TASK BRIEF: Which lines in the records below hold the word "name"? Copy each of them.

DATA TO PROCESS: Begin

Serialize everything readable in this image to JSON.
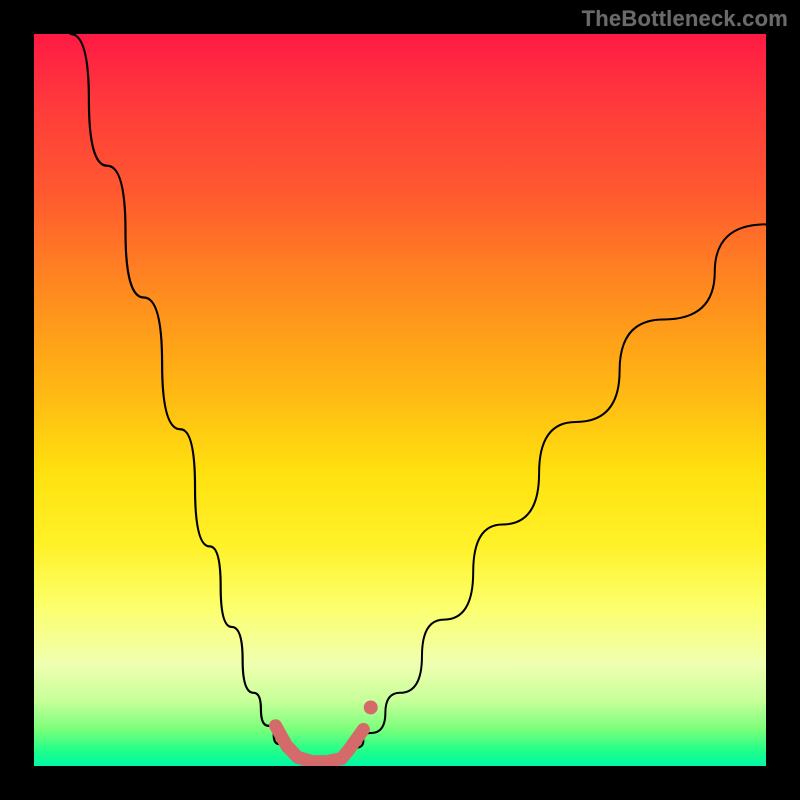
{
  "watermark": {
    "text": "TheBottleneck.com"
  },
  "chart_data": {
    "type": "line",
    "title": "",
    "xlabel": "",
    "ylabel": "",
    "xlim": [
      0,
      1
    ],
    "ylim": [
      0,
      1
    ],
    "annotations": [],
    "series": [
      {
        "name": "curve-left",
        "color": "#000000",
        "x": [
          0.05,
          0.1,
          0.15,
          0.2,
          0.24,
          0.27,
          0.3,
          0.32,
          0.335,
          0.345
        ],
        "y": [
          1.0,
          0.82,
          0.64,
          0.46,
          0.3,
          0.19,
          0.1,
          0.055,
          0.03,
          0.02
        ]
      },
      {
        "name": "curve-right",
        "color": "#000000",
        "x": [
          0.44,
          0.46,
          0.5,
          0.56,
          0.64,
          0.74,
          0.86,
          1.0
        ],
        "y": [
          0.025,
          0.045,
          0.1,
          0.2,
          0.33,
          0.47,
          0.61,
          0.74
        ]
      },
      {
        "name": "valley-marker",
        "color": "#d46a6a",
        "x": [
          0.33,
          0.345,
          0.36,
          0.38,
          0.4,
          0.42,
          0.43,
          0.45
        ],
        "y": [
          0.055,
          0.028,
          0.012,
          0.006,
          0.006,
          0.01,
          0.022,
          0.05
        ]
      },
      {
        "name": "valley-dot",
        "color": "#d46a6a",
        "x": [
          0.46
        ],
        "y": [
          0.08
        ]
      }
    ]
  }
}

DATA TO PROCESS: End

REPLY:
        "name": "curve-left",
        "name": "curve-right",
        "name": "valley-marker",
        "name": "valley-dot",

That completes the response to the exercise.